One of the Commission’s arguments for abolishing fixed sizes was that “unit pricing” (per kg, L, etc) enables consumers to compare value for money, and therefore fixed sizes are unnecessary. Unfortunately, neither the Commission nor the UK Government has attempted to explain or popularise the little understood concept of unit pricing – the small print which appears at the bottom of price labels. So whether the consumer will be well served by this decision is debatable.

In the meantime, the UK Government is now faced with a dilemma. In 2005 it proposed that the various Food Orders (as they are called), which regulate the sizes of packages which may be manufactured and sold in the UK, should be consolidated into a single Order – albeit without changing the content of the Orders. (These are the Orders which determine that, for example, jam must be sold in multiples of 57 g but instant coffee in multiples of 50 g).

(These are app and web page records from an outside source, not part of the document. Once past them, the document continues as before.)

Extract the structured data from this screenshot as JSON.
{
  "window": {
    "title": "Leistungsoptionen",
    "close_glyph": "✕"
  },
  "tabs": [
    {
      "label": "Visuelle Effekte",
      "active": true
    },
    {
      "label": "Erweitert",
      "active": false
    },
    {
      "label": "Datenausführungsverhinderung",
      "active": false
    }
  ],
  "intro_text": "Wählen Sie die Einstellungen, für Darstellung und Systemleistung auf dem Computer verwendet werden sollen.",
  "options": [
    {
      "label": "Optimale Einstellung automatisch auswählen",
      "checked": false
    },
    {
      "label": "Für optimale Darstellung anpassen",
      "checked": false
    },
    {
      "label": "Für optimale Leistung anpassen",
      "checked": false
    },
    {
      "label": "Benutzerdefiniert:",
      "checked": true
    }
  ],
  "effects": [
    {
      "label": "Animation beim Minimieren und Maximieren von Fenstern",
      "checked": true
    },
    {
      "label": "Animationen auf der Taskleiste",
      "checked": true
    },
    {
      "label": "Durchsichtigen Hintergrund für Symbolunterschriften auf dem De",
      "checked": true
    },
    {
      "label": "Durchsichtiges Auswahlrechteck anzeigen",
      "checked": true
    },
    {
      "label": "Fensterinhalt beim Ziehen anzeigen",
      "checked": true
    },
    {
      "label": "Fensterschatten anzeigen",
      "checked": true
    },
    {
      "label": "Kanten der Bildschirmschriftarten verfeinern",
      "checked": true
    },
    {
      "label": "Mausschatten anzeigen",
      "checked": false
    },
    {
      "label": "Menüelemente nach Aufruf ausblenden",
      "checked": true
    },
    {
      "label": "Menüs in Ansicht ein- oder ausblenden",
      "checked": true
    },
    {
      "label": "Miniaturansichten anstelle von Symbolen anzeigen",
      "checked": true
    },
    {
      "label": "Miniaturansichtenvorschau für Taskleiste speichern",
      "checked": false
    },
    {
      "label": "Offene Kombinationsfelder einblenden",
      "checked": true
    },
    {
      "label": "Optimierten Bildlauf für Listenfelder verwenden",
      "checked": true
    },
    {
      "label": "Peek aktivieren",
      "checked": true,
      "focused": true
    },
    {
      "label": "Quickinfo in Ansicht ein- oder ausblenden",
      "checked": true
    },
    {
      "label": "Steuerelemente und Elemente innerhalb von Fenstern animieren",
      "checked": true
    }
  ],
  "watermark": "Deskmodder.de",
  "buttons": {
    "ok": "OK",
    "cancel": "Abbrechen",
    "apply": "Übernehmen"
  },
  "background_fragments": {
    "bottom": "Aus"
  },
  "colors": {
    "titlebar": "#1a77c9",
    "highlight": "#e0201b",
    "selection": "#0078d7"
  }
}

Assuming that the Commission’s proposals come into force in 2008, and that the Food Orders also could not be revised until the same year, the revised Orders would only be in force for a maximum of five years – and only for the limited range of products listed above. This may not be enough to warrant the expense of churning out the necessary secondary legislation and occupying scarce Parliamentary time.

What about the pint of beer?

There remains, however, one minor but iconically important issue raised by the DTI in its consultation paper but not covered by the Commission’s proposal: the pint of beer. UKMA had proposed that draught beer and cider should be permitted (not required) to be dispensed in metric quantities, as long as the price per litre was displayed. As this would be an additional option and not a new and onerous regulation, there should be no problem about introducing this measure immediately.

In its response in September 2005, the DTI simply commented: “We will consider the options for revision of specified quantities for alcoholic drinks …., taking into account comments received.”

A call to legalise distance signage in metres on UK roads

Road signs in Britain closely follow international norms as laid out in the Vienna Convention on Road Signs and Signals. Where possible, language-independent symbolic signs are used so as to be as universally understood as possible. (Article contributed by Martin Ward).

Continue reading “A call to legalise distance signage in metres on UK roads”